··· SUPPLIED RECORDS ···

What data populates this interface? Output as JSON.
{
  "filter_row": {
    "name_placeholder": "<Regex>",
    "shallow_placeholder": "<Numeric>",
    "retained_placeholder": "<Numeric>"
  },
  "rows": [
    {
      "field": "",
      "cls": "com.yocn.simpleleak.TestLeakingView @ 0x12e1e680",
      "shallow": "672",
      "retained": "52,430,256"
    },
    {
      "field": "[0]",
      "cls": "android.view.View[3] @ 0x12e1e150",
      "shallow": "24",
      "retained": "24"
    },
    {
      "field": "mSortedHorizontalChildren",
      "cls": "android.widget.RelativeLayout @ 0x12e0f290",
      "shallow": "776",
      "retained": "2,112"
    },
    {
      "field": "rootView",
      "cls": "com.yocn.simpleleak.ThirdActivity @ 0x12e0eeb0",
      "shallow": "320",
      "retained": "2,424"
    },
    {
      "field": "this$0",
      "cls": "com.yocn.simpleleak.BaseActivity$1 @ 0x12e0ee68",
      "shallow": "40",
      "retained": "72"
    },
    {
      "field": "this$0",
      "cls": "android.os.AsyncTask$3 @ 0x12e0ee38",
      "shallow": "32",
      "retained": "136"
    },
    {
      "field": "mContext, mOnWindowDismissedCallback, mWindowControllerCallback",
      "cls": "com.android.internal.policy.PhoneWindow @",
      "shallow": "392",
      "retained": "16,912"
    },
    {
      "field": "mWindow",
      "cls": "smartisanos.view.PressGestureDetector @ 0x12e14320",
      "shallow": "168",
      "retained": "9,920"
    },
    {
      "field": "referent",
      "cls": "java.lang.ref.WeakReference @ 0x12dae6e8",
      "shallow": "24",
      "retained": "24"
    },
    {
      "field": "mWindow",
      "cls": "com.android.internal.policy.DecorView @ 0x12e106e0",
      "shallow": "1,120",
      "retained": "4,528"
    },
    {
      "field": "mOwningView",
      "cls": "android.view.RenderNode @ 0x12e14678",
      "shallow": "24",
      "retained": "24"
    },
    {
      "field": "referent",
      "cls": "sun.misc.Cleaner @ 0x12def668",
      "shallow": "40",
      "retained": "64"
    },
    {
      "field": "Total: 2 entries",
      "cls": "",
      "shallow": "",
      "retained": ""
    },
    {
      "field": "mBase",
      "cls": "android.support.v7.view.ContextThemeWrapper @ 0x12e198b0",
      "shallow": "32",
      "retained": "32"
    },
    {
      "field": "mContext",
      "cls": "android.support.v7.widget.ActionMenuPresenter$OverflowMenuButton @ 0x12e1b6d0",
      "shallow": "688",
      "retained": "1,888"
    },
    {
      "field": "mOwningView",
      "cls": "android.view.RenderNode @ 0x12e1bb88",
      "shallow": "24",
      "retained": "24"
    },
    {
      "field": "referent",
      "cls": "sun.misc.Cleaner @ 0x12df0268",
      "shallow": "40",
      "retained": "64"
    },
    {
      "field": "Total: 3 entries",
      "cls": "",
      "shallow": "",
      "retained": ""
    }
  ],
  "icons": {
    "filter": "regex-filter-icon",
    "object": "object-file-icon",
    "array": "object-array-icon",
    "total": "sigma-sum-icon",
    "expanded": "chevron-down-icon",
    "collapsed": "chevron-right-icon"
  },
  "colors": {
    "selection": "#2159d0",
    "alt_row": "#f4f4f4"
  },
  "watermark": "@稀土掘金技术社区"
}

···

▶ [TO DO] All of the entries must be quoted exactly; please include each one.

▶ [COMPLETED EXERCISE]
What data populates this interface? Output as JSON.
{
  "filter_row": {
    "name_placeholder": "<Regex>",
    "shallow_placeholder": "<Numeric>",
    "retained_placeholder": "<Numeric>"
  },
  "rows": [
    {
      "field": "",
      "cls": "com.yocn.simpleleak.TestLeakingView @ 0x12e1e680",
      "shallow": "672",
      "retained": "52,430,256"
    },
    {
      "field": "[0]",
      "cls": "android.view.View[3] @ 0x12e1e150",
      "shallow": "24",
      "retained": "24"
    },
    {
      "field": "mSortedHorizontalChildren",
      "cls": "android.widget.RelativeLayout @ 0x12e0f290",
      "shallow": "776",
      "retained": "2,112"
    },
    {
      "field": "rootView",
      "cls": "com.yocn.simpleleak.ThirdActivity @ 0x12e0eeb0",
      "shallow": "320",
      "retained": "2,424"
    },
    {
      "field": "this$0",
      "cls": "com.yocn.simpleleak.BaseActivity$1 @ 0x12e0ee68",
      "shallow": "40",
      "retained": "72"
    },
    {
      "field": "this$0",
      "cls": "android.os.AsyncTask$3 @ 0x12e0ee38",
      "shallow": "32",
      "retained": "136"
    },
    {
      "field": "mContext, mOnWindowDismissedCallback, mWindowControllerCallback",
      "cls": "com.android.internal.policy.PhoneWindow @",
      "shallow": "392",
      "retained": "16,912"
    },
    {
      "field": "mWindow",
      "cls": "smartisanos.view.PressGestureDetector @ 0x12e14320",
      "shallow": "168",
      "retained": "9,920"
    },
    {
      "field": "referent",
      "cls": "java.lang.ref.WeakReference @ 0x12dae6e8",
      "shallow": "24",
      "retained": "24"
    },
    {
      "field": "mWindow",
      "cls": "com.android.internal.policy.DecorView @ 0x12e106e0",
      "shallow": "1,120",
      "retained": "4,528"
    },
    {
      "field": "mOwningView",
      "cls": "android.view.RenderNode @ 0x12e14678",
      "shallow": "24",
      "retained": "24"
    },
    {
      "field": "referent",
      "cls": "sun.misc.Cleaner @ 0x12def668",
      "shallow": "40",
      "retained": "64"
    },
    {
      "field": "Total: 2 entries",
      "cls": "",
      "shallow": "",
      "retained": ""
    },
    {
      "field": "mBase",
      "cls": "android.support.v7.view.ContextThemeWrapper @ 0x12e198b0",
      "shallow": "32",
      "retained": "32"
    },
    {
      "field": "mContext",
      "cls": "android.support.v7.widget.ActionMenuPresenter$OverflowMenuButton @ 0x12e1b6d0",
      "shallow": "688",
      "retained": "1,888"
    },
    {
      "field": "mOwningView",
      "cls": "android.view.RenderNode @ 0x12e1bb88",
      "shallow": "24",
      "retained": "24"
    },
    {
      "field": "referent",
      "cls": "sun.misc.Cleaner @ 0x12df0268",
      "shallow": "40",
      "retained": "64"
    },
    {
      "field": "Total: 3 entries",
      "cls": "",
      "shallow": "",
      "retained": ""
    }
  ],
  "icons": {
    "filter": "regex-filter-icon",
    "object": "object-file-icon",
    "array": "object-array-icon",
    "total": "sigma-sum-icon",
    "expanded": "chevron-down-icon",
    "collapsed": "chevron-right-icon"
  },
  "colors": {
    "selection": "#2159d0",
    "alt_row": "#f4f4f4"
  },
  "watermark": "@稀土掘金技术社区"
}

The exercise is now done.